Audi makes a radical electric sports car to transform the classic NSU Prinz
One of the most complicated and fascinating histories in the automobile industry is undoubtedly that of Audi. Pioneer August Horch, whose last name was included in the company’s brand name (Horch), formed it in 1909 after being forced to quit his former business due to several internal conflicts.
However, the genesis of what is today Audi occurred in 1932 when Audi, DKW, Horch, and Wanderer merged to create Auto Union, a group to which we owe the current logo with the four rings. After its acquisition by Volkswagen (1964) and its merger with NSU (1969), Auto Union mutated until it reached the current Audi.
In other words, the modern Audi is the union of five different manufacturers: NSU, DKW, Horch, Wanderer, and the original Audi.
That is why the business is commemorating NSU’s 150th birthday this year, to whom it owes, among other things, its Neckarsulm facility, which initially produced looms before moving on to produce bicycles, motorbikes, and eventually passenger vehicles.

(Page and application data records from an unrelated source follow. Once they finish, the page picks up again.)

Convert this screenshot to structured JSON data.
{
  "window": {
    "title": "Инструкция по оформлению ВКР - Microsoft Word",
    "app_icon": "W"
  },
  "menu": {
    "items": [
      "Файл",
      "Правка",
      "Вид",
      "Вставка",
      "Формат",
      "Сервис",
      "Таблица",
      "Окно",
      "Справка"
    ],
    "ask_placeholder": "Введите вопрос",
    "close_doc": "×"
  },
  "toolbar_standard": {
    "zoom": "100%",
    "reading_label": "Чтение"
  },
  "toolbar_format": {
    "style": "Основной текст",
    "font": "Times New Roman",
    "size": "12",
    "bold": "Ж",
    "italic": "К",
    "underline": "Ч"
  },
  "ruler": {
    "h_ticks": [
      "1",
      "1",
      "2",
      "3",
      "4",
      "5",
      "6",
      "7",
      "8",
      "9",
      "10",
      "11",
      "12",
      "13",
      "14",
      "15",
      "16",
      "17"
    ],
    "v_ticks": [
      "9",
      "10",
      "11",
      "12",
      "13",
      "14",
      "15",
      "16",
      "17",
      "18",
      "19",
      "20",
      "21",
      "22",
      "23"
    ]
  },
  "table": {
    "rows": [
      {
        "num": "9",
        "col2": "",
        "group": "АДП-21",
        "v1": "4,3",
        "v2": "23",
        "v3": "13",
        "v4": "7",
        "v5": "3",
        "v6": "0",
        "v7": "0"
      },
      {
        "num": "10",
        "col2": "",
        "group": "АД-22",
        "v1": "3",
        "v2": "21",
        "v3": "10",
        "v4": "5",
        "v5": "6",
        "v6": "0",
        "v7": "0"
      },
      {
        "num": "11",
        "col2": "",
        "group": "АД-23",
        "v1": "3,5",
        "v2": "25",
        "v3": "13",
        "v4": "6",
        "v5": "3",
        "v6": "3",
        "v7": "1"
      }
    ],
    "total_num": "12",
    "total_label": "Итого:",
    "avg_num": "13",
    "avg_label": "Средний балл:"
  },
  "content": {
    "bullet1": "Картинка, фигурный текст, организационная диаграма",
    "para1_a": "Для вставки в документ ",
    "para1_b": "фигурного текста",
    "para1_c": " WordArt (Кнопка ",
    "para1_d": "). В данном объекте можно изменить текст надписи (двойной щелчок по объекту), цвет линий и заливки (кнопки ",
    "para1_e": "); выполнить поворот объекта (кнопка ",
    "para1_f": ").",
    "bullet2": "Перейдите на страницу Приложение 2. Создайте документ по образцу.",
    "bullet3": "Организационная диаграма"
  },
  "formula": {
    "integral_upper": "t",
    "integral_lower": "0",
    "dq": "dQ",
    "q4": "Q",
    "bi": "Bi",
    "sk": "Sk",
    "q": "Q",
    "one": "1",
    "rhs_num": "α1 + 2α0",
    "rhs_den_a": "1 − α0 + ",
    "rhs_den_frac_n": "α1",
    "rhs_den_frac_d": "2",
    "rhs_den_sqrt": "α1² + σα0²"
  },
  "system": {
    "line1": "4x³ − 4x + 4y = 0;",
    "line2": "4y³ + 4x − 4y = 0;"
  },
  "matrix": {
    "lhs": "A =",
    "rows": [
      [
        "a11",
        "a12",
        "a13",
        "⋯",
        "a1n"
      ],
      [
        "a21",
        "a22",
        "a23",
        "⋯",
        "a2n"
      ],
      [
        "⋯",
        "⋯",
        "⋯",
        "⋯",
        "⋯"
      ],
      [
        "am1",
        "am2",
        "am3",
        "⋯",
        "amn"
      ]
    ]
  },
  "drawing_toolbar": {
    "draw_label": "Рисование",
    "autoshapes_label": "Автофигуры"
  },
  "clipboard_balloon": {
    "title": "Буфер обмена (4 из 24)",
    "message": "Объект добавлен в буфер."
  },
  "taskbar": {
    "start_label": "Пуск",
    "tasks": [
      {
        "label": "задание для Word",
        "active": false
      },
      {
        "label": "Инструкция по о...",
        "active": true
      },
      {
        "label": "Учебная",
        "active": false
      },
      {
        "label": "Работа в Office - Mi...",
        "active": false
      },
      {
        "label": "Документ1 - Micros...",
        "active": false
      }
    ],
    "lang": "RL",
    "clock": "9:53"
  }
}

Audi has chosen to honor classic NSU Prinz as part of the celebrations by resto modding its most recognizable model, the Prinz 4. Twelve apprentices from Neckarsulm worked together to replace the vehicle’s outdated two-cylinder air-cooled engine with an advanced 240-horsepower electric motor from the Audi e-tron.

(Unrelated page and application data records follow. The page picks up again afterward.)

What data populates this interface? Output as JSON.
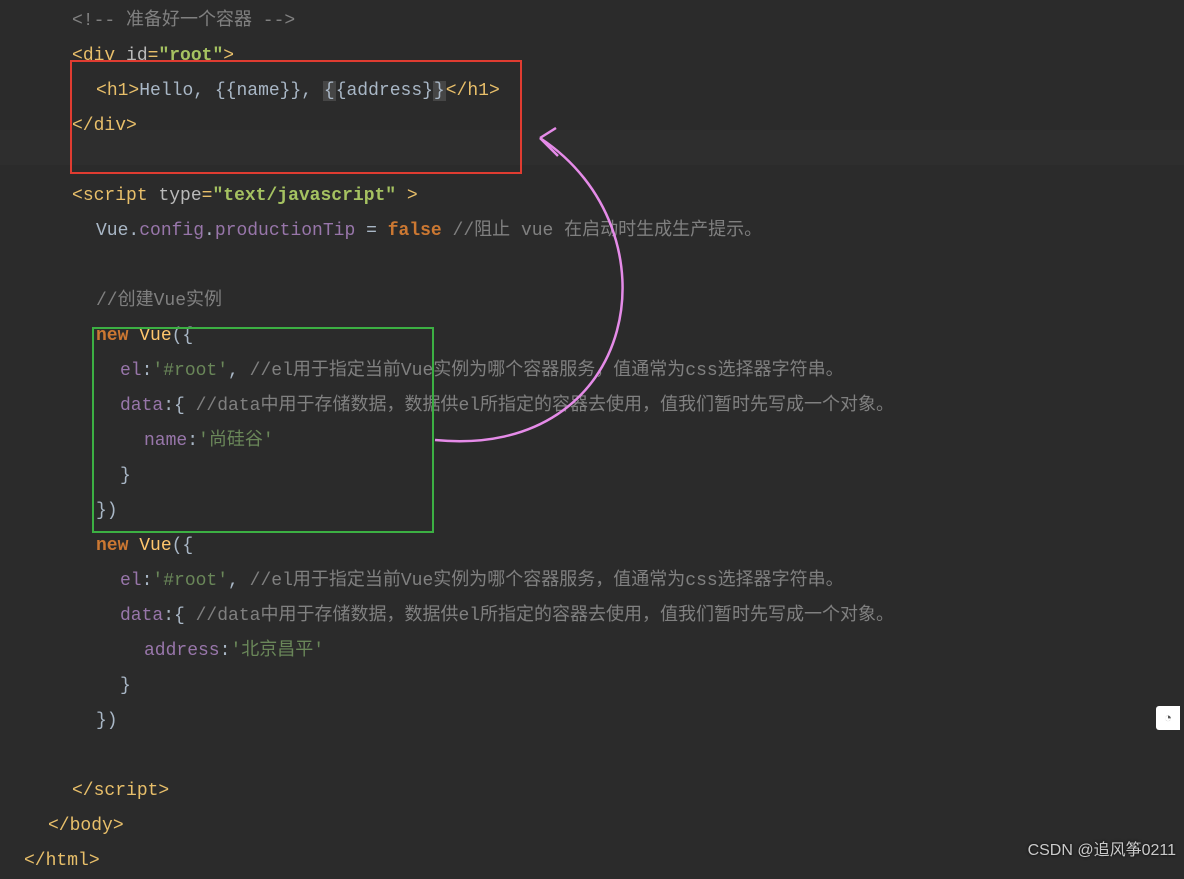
{
  "watermark": "CSDN @追风筝0211",
  "code": {
    "comment_prepare": "<!-- 准备好一个容器 -->",
    "div_open_tag": "div",
    "div_attr_name": "id",
    "div_attr_val": "\"root\"",
    "h1_tag": "h1",
    "h1_text_before": "Hello, ",
    "h1_expr1": "{{name}}",
    "h1_sep": ", ",
    "h1_expr2_open": "{",
    "h1_expr2_mid": "{address}",
    "h1_expr2_close": "}",
    "div_close": "div",
    "script_tag": "script",
    "script_attr_name": "type",
    "script_attr_val": "\"text/javascript\"",
    "vue_config_line_js": "Vue.config.productionTip = ",
    "vue_config_false": "false",
    "vue_config_cmt": " //阻止 vue 在启动时生成生产提示。",
    "cmt_create": "//创建Vue实例",
    "new_kw": "new",
    "vue_cls": "Vue",
    "el_key": "el",
    "el_val": "'#root'",
    "el_cmt": " //el用于指定当前Vue实例为哪个容器服务，值通常为css选择器字符串。",
    "data_key": "data",
    "data_cmt": " //data中用于存储数据，数据供el所指定的容器去使用，值我们暂时先写成一个对象。",
    "name_key": "name",
    "name_val": "'尚硅谷'",
    "address_key": "address",
    "address_val": "'北京昌平'",
    "body_tag": "body",
    "html_tag": "html"
  }
}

The Audi 50, which was afterward renamed the Volkswagen Polo, took the place of the NSU Prinz, a cheap utility that was available until 1973.

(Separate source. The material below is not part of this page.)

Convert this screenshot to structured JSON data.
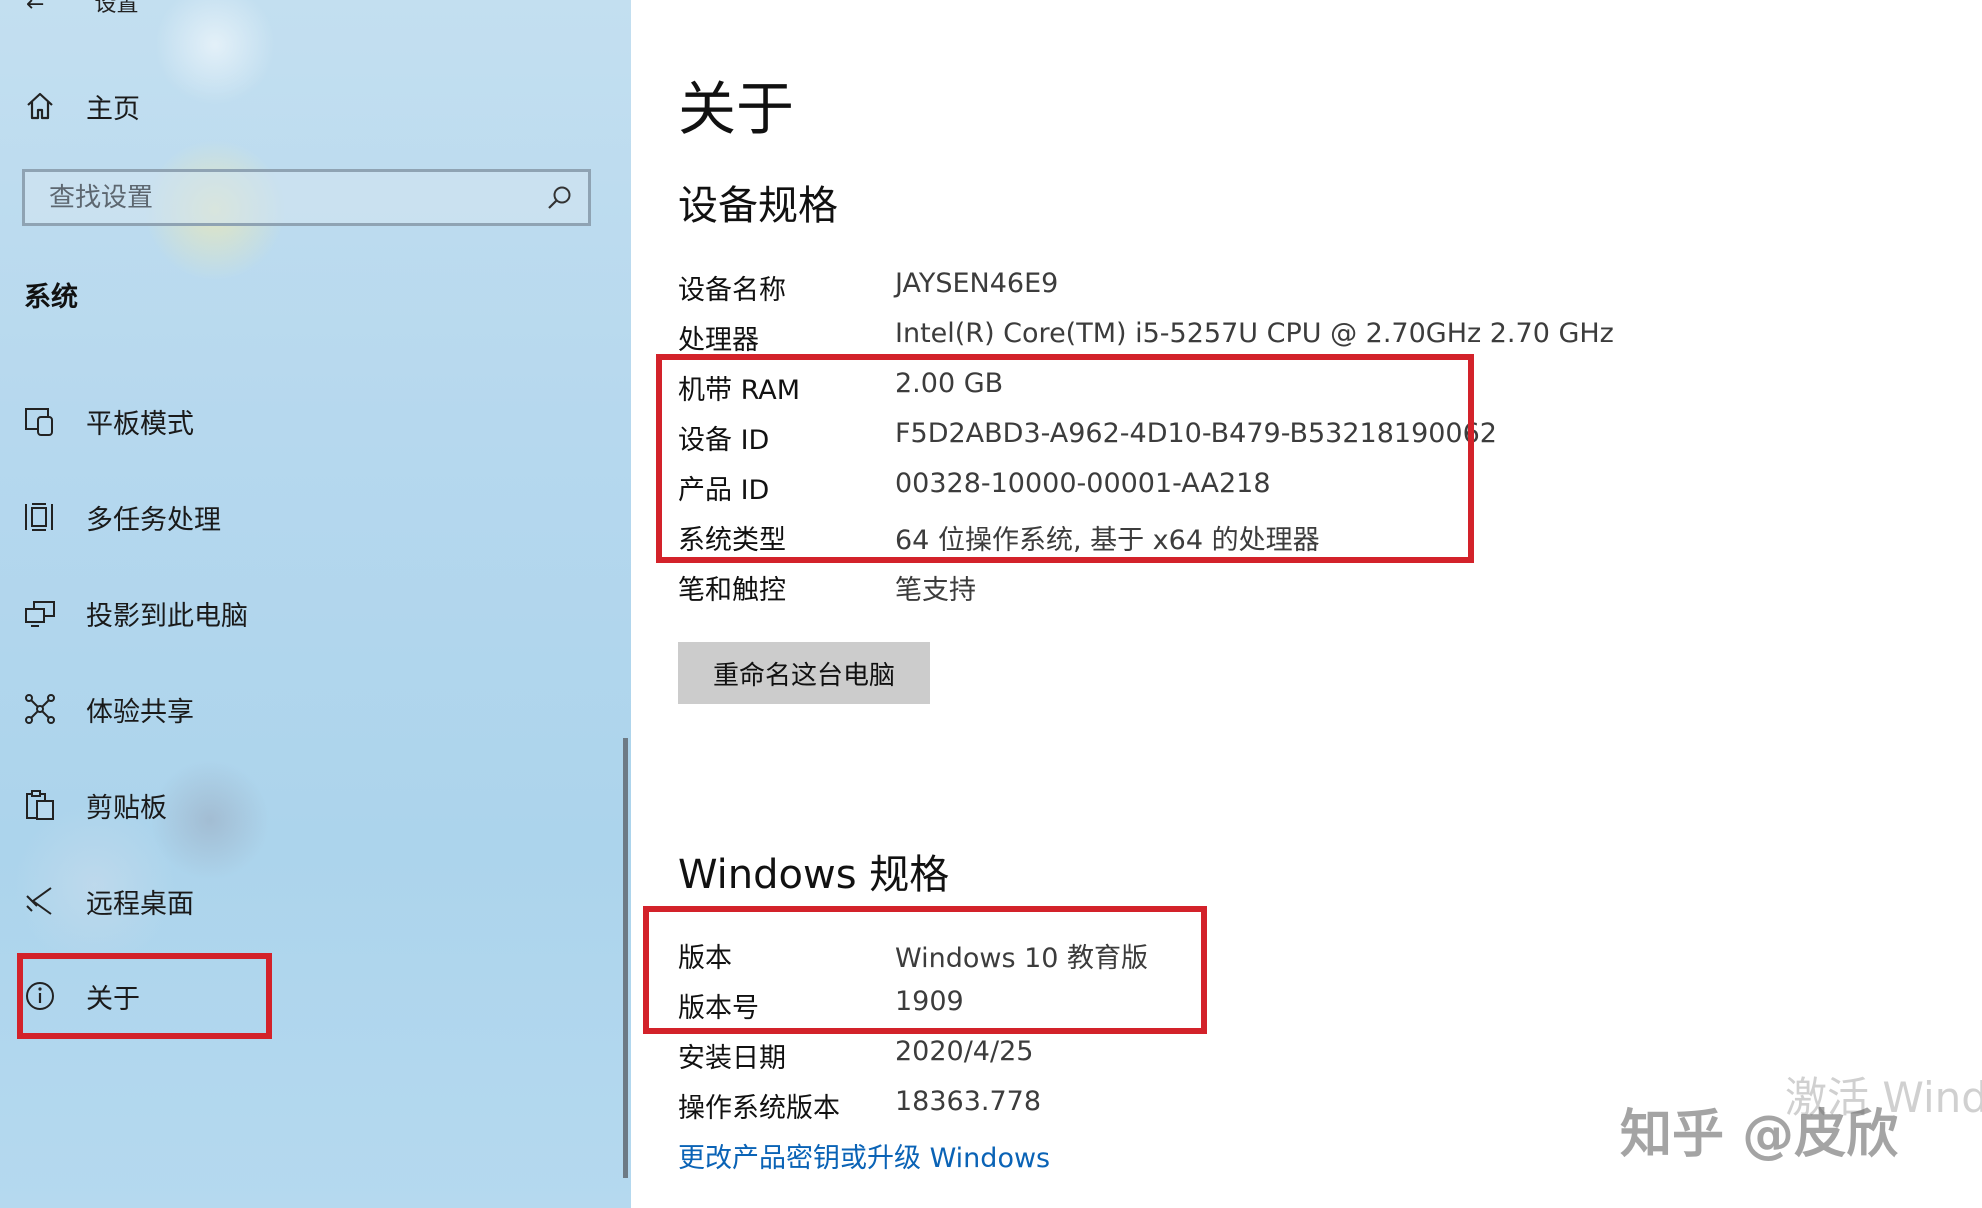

The battery part is taken from the Q7 TFSI e-quattro plug-in hybrid, while much of the base (including axles and brakes) comes from the A1. The only thing preserved from the original Prinz is the bodywork, which has undergone thorough remodeling that completely alters its image and proportions.